1. A Common Language   
Everywhere you go at SLA, you know what’s up. It’s communicated in the posters on the walls, both in halls and classrooms. Three simple rules: Respect yourself, Respect the community, Respect SLA as a place of learning. As Jeremy Spry, our tour guide, put it, “Basically it comes down to ‘Don’t be jerk.'” 
I think that one of the most important things a school leader can do is infuse a school with a common language and value system. It is undeniable that Lehmann has done that at SLA. It doesn’t mean that everyone has to teach the same way or that there is not room for individuality. It does mean that certain, important ideas, like norms of behavior and core values, are consistently communicated throughout the school. 

2. Kids Over Content                                                                                                                       
If you’ve read his blog or talked to Chris Lehmann you have heard him say that students should never be the implied object of their own education. In other words, it is clear that teachers are there to teach people. As Jeremy put it,
“Students don’t need us for information. They have Google for that. They need us to take care of them, raise them in community, guide them.
I think that is beautiful and so essential to remember. Of course, I like teachers to also be passionate about the subjects they teach, but kids come first!
3. Technology Like Oxygen
Another famous “Lehman-ism” is that technology in schools should be like oxygen- necessary, invisible and ubiquitous. I’m not sure what else to say about this one except that sometimes this is easier said than done, but as a vision, it’s the only reasonable choice.
4. School is Not to Prepare Kids for the Real World
I personally despise “schooliness” and think it is one of the most insidious blockers of evolving our education system to meet the real needs of learners. Even young teachers seem to have trouble envisioning a classroom or school environment different from the ones they encountered as students.
Schooliness to me equates with teacher-centered and passive. Students show up waiting to be told what to do. Teachers show up to tell students what and how to learn and “manage” behavior. Learning is low-level and closed-ended.
Why is this still the dominant culture in so many schools?
What I heard at SLA was this: We don’t think of our job as preparing kids for the real world. We believe our students already live in the real world. We don’t ban cell phones because cell phones and the distractions they provide are part of life.

5. Passion Matters!

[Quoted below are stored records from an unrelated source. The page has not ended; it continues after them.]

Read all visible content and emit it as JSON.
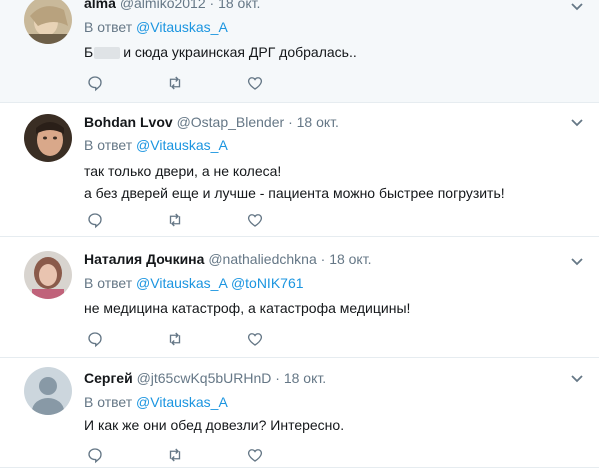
{
  "tweets": [
    {
      "name": "alma",
      "handle": "@almiko2012",
      "date": "18 окт.",
      "reply_prefix": "В ответ",
      "mentions": [
        "@Vitauskas_A"
      ],
      "lines": [
        "Б",
        "и сюда украинская ДРГ добралась.."
      ]
    },
    {
      "name": "Bohdan Lvov",
      "handle": "@Ostap_Blender",
      "date": "18 окт.",
      "reply_prefix": "В ответ",
      "mentions": [
        "@Vitauskas_A"
      ],
      "lines": [
        "так только двери, а не колеса!",
        "а без дверей еще и лучше - пациента можно быстрее погрузить!"
      ]
    },
    {
      "name": "Наталия Дочкина",
      "handle": "@nathaliedchkna",
      "date": "18 окт.",
      "reply_prefix": "В ответ",
      "mentions": [
        "@Vitauskas_A",
        "@toNIK761"
      ],
      "lines": [
        "не медицина катастроф, а катастрофа медицины!"
      ]
    },
    {
      "name": "Сергей",
      "handle": "@jt65cwKq5bURHnD",
      "date": "18 окт.",
      "reply_prefix": "В ответ",
      "mentions": [
        "@Vitauskas_A"
      ],
      "lines": [
        "И как же они обед довезли? Интересно."
      ]
    }
  ],
  "icons": {
    "reply": "reply-icon",
    "retweet": "retweet-icon",
    "like": "heart-icon",
    "menu": "chevron-down-icon"
  },
  "colors": {
    "link": "#1b95e0",
    "secondary": "#657786",
    "highlight_bg": "#f5f8fa"
  },
  "separator": "·"
}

Jeremy told us about the process by which students apply to become SLA freshmen. He said they receive over a thousand applications for around 120 open spots. Admission process is by interview, and interviews are open to anyone. The interviewee shares a learning project about which he or she is excited. What they are looking for is passionate learners. I compare this with high schools that base admissions on grades and test scores. Passion for learning is a much greater indicator of success. 
6. Good Design Required!
Art is a required course at SLA. Jeremy explained that visual literacy and design skills are not optional in today’s digital world. I agree, and I still see many presenters, otherwise highly qualified, who use outdated slides that lack visual appeal. It is obvious that SLA makes thoughtful decisions, based on what students need rather than what has always been considered important, when designing their curriculum.